**ASSIGNMENT**. Please report each line in the material below that includes "Show".
◆ ◆ ◆ ◆
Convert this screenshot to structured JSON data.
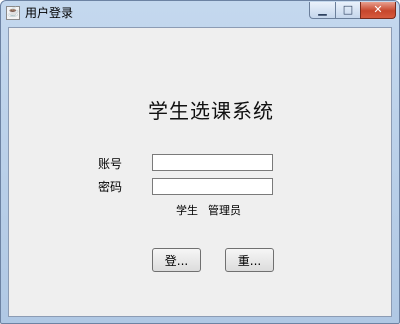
{
  "window": {
    "title": "用户登录",
    "app_icon_glyph": "☕",
    "app_icon_name": "java-icon",
    "minimize_glyph": "▁",
    "maximize_glyph": "□",
    "close_glyph": "✕"
  },
  "form": {
    "system_title": "学生选课系统",
    "account_label": "账号",
    "account_value": "",
    "password_label": "密码",
    "password_value": "",
    "roles": [
      "学生",
      "管理员"
    ],
    "login_label": "登...",
    "reset_label": "重..."
  },
  "colors": {
    "titlebar": "#b9cfe9",
    "client_bg": "#efefef",
    "close_button": "#c7462c"
  }
}
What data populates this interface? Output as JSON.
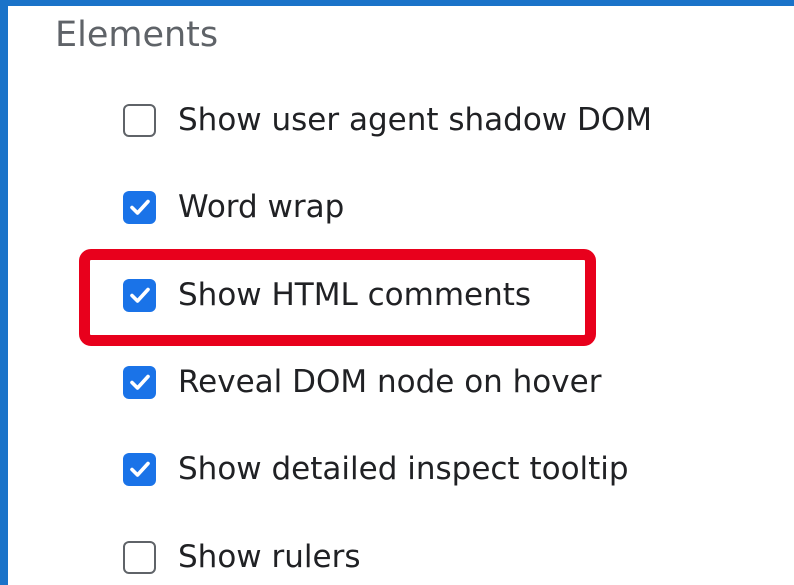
{
  "section": {
    "title": "Elements"
  },
  "options": [
    {
      "label": "Show user agent shadow DOM",
      "checked": false
    },
    {
      "label": "Word wrap",
      "checked": true
    },
    {
      "label": "Show HTML comments",
      "checked": true,
      "highlighted": true
    },
    {
      "label": "Reveal DOM node on hover",
      "checked": true
    },
    {
      "label": "Show detailed inspect tooltip",
      "checked": true
    },
    {
      "label": "Show rulers",
      "checked": false
    }
  ],
  "colors": {
    "window_border": "#1a73c9",
    "checkbox_checked": "#1a73e8",
    "checkbox_unchecked_border": "#5f6368",
    "highlight": "#e8001c",
    "title_text": "#5f6368",
    "label_text": "#202124"
  },
  "icons": {
    "checked": "checkmark-icon"
  }
}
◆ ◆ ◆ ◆
**RESPONSE BELOW**.
      "label": "Show user agent shadow DOM",
      "label": "Show HTML comments",
      "label": "Show detailed inspect tooltip",
      "label": "Show rulers",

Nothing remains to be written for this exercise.